Sale of non-existent or near non-existent things
These sales were prohibited in the context of yet unborn offspring. This has wide-spread application in the present-day context.
Sale of things that cannot be delivered
These sales include fish in the sea and bird in the sky and are prohibited. Though the bird or the fish might eventually be caught and delivered on time, it is impossible to point to a specific or give ample description before the contract is accepted.
Sale involving ignorance or doubt
This typically refers to doubt with respect to the price, or consideration paid. An example of this is contracting to sell a commodity on “market price” where the term “market price” has not been defined in units of money.
Two sale proposals in one
This refers to proposing (first step of the contract) to sell one object at one of two different prices. For example, a proposal to sell a widget at $100 in cash or $150 six months hence is invalid even though the two proposals are valid on their own, independent of each other.
Sale of an impurity
Things considered unclean in Islam like wine, pork, meat of a dead animal and blood, to name a few.
Sale of water

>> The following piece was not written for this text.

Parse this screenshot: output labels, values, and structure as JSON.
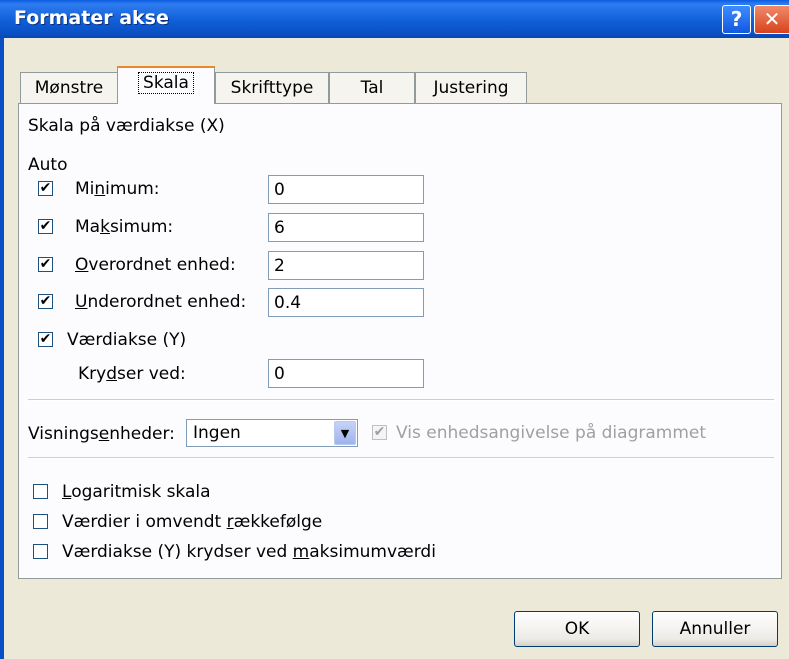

Most jurists allow sale of water if it is from a privately owned source, though the Dhaheri scholars state the sale of water to be prohibited whether from a public or a private source (e.g., fountain or a well). One may, however, charge for the effort to retrieve or treat this water.
Sale of something before receiving the price
The Prophet said, narrated by Ahmad and Muslim from Jaber, “If you have bought foodstuff, do not sell it until you have received it in full.”
Sale of ‘inah
‘Inah or deferred-payment contract is a special arrangement whereby Party A sells an object to Party B for Price X to be paid at a later time and then purchases it back from Party B at Price Y in cash, where Y is lower than X. This effectively results in creating a ribaa like transaction. This sale is considered nugatory or invalid by all jurists, except a small minority among the Shafe’i and Dhaheri schools, who consider it makruh. Unfortunately, this type of sale contract is widely used in Islamic banking in Malaysia based on the minority opinion. We will discuss this is more detail later.
Source: Kharofa, 79-82.